The Strang Family



"I am looking forward to leave in England"

After the opening of the Walter Stranglaan on 1 December 2007 Wim Rhebergen made a speech entitled 'Walter Strang and his family'. Below some choice parts of this speech.

"Walter Strang was a family man. Of course, he too longed for the end of the war and wished he could go home to his wife Florence to whom he often wrote letters, although those were heavily censored. In spring 2006 I managed to track down Walter's family. Walter's brothers survived the war but have since passed away, as have his two sisters Elizabeth and Margaret. His sisters-in-law Aileen and Yvonne are still with us. Walter maintained a warm relationship with his family. This summer I received copies of possibly Walter’s last letters. On March 26, 1945 he writes to his sister-in-law Aileen from Belgium: "I have had a nice long rest out of the line now but I don't expect it to last much longer.
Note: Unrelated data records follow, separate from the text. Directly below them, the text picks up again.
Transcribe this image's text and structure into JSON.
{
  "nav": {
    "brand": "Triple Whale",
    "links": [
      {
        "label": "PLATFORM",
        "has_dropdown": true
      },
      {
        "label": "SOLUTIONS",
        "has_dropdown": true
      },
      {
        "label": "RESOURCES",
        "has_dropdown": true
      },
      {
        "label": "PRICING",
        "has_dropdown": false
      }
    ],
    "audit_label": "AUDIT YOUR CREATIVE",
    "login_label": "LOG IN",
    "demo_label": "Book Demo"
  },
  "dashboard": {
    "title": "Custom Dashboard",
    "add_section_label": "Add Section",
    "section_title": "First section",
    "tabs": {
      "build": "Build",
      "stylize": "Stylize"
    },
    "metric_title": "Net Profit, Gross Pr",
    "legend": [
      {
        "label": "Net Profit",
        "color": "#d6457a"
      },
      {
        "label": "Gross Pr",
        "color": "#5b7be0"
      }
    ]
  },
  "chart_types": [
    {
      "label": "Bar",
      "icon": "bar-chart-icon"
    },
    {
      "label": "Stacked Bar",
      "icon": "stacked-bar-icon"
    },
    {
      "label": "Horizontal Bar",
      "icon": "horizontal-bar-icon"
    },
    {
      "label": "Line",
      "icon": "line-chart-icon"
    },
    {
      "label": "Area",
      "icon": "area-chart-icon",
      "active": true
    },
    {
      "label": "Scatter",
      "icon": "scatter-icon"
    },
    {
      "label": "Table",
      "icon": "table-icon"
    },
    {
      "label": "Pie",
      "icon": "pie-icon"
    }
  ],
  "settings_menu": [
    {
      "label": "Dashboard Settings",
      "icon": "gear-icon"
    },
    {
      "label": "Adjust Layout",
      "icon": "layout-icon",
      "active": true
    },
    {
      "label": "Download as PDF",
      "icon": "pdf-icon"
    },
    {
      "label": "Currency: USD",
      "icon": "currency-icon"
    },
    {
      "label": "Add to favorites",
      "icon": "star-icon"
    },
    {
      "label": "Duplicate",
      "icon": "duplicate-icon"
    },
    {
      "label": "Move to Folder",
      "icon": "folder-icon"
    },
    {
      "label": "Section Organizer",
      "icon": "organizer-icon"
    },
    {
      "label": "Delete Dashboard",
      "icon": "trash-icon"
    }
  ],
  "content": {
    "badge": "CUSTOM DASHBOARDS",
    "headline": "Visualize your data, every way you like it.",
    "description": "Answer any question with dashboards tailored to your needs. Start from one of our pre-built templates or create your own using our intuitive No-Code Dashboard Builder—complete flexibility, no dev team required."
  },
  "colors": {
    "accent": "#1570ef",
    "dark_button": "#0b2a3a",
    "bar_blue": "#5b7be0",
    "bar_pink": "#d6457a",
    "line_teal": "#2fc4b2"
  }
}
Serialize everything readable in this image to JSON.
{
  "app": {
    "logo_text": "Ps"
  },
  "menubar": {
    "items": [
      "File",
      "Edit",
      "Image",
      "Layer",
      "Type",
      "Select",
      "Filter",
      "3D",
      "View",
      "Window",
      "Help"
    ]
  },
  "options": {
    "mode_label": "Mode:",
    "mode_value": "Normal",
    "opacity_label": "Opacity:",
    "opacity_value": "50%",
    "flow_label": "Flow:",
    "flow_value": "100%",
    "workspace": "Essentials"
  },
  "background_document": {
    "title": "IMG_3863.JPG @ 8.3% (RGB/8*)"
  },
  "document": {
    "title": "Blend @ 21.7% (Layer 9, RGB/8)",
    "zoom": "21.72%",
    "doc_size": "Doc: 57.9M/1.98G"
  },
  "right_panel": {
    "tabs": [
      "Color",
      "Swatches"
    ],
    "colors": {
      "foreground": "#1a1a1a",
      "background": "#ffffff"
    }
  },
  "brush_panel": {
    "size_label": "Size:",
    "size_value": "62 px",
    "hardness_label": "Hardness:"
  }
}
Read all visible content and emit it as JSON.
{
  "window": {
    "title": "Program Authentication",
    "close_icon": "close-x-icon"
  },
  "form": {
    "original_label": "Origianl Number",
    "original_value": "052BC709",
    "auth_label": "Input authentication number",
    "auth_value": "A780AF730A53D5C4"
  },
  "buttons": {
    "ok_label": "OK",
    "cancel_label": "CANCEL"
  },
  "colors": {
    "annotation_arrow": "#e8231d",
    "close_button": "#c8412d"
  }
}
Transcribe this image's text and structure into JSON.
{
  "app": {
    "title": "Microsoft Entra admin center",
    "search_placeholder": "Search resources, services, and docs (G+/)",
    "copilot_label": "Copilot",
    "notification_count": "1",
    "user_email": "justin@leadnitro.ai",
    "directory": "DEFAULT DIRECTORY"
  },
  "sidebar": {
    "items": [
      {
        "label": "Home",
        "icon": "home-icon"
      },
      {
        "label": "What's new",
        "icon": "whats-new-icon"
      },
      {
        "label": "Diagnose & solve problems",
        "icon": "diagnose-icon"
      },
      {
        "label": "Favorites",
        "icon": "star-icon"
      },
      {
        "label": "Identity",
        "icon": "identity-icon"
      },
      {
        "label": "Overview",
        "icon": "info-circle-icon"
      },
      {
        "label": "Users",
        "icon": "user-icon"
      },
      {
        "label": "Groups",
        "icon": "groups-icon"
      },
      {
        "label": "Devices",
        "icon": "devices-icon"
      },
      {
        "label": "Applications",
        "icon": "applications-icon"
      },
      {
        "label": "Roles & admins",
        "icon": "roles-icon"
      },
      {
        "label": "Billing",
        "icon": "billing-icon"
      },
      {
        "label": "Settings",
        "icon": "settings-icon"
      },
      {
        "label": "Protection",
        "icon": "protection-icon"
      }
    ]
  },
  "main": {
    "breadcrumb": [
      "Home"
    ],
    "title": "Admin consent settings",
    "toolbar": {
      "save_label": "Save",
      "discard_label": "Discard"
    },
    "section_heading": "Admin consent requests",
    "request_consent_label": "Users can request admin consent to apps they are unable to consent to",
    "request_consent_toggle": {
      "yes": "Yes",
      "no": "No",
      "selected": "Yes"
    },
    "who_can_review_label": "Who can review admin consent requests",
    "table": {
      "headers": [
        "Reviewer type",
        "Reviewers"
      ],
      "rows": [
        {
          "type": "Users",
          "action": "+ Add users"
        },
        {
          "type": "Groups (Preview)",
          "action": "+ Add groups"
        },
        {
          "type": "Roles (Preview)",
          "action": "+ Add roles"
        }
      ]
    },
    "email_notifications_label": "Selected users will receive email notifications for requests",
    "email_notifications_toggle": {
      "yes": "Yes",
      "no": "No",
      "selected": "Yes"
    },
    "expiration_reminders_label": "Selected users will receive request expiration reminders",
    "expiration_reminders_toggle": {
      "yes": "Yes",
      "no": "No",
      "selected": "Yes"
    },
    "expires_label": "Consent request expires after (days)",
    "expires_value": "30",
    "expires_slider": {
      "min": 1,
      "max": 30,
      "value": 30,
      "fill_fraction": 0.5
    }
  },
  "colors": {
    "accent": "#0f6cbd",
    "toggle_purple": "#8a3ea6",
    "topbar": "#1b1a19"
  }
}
The news sure looks good these days. If it keeps up we will all be home by summer. There sure is a difference in Italy and Belgium. Here the people are very friendly. In the town we are in just now there are as many pubs as there are gas stations in Toronto. I would like to be able to see Jim again. I don't know if his outfit is in action or not. He should be due for home leave by now he has been away long enough".

Nine days before his death, on April 10, 1945, Walter again sends a letter to Aileen, this time from the Netherlands: "I am feeling fine these days. I suppose you know that I am out of Italy now. (...) We spent a week in a town in Belgium. (...) Then I have a leave to England to look forward to. It should came in six weeks or two months. That's not so long after waiting almost a year and a half. The news is certainly very good these days. It should not be long before we are all home for good (...) Jimmie is very lucky to be out of it all. I sure wish I was going home with him. (...) Florence was telling me that she stayed overnight at your place. She said that she enjoyed herself. (...) Arch is in Belgium some place but I have not heard from him for some time. (...) The weather here in Holland is swell in the daytime. Right now it is just about 2 o'clock a.m. and it sure is not exactly cosy in this digout. At least it is better than a slit trench. (...) I will close now and say good night for now".

Walter had a strong relationship with his family back in Canada. Similarly, there is an extraordinary bond between Canada and the Netherlands. The good relations between Canadians and Dutchmen can for a good part be traced back to the Second World War. Princess Juliana and her family spent the years of occupation for most of the time in Ottawa where Princess Margriet was born. The Canadian army played a leading role in the liberation of the Netherlands. There is probably no other country in the world where the Canadian war dead are accorded such respect.

As you may have heard, on 19 April 2008 – 63 years after the liberation of Hoevelaken and thus the 63rd anniversary of Walter Strang’s death – a new memorial will be unveiled, again in the presence of members of the Strang family and delegations of both Regiments. Again, this may serve as confirmation of the good relations between Canada and the Netherlands. In a few minutes we will be laying flowers at the monument for Walter Strang in Park Weldam as it was erected in 1946, shortly after the war. In this context I would like to conclude by quoting one of the letters I received from Walter's sister-in-law Yvonne: "Walter and Florence had no children. Now, they will have children around his memorial always".



Ian Strang laying flowers on 1 December 2007

From left to right: a delegation of the Toronto Scottish Regiment, Ian Strang, Wim Rhebergen, veterans and a delegation of the Loyal Edmonton Regiment and Theo Zuurman. Photos: Peter Rhebergen.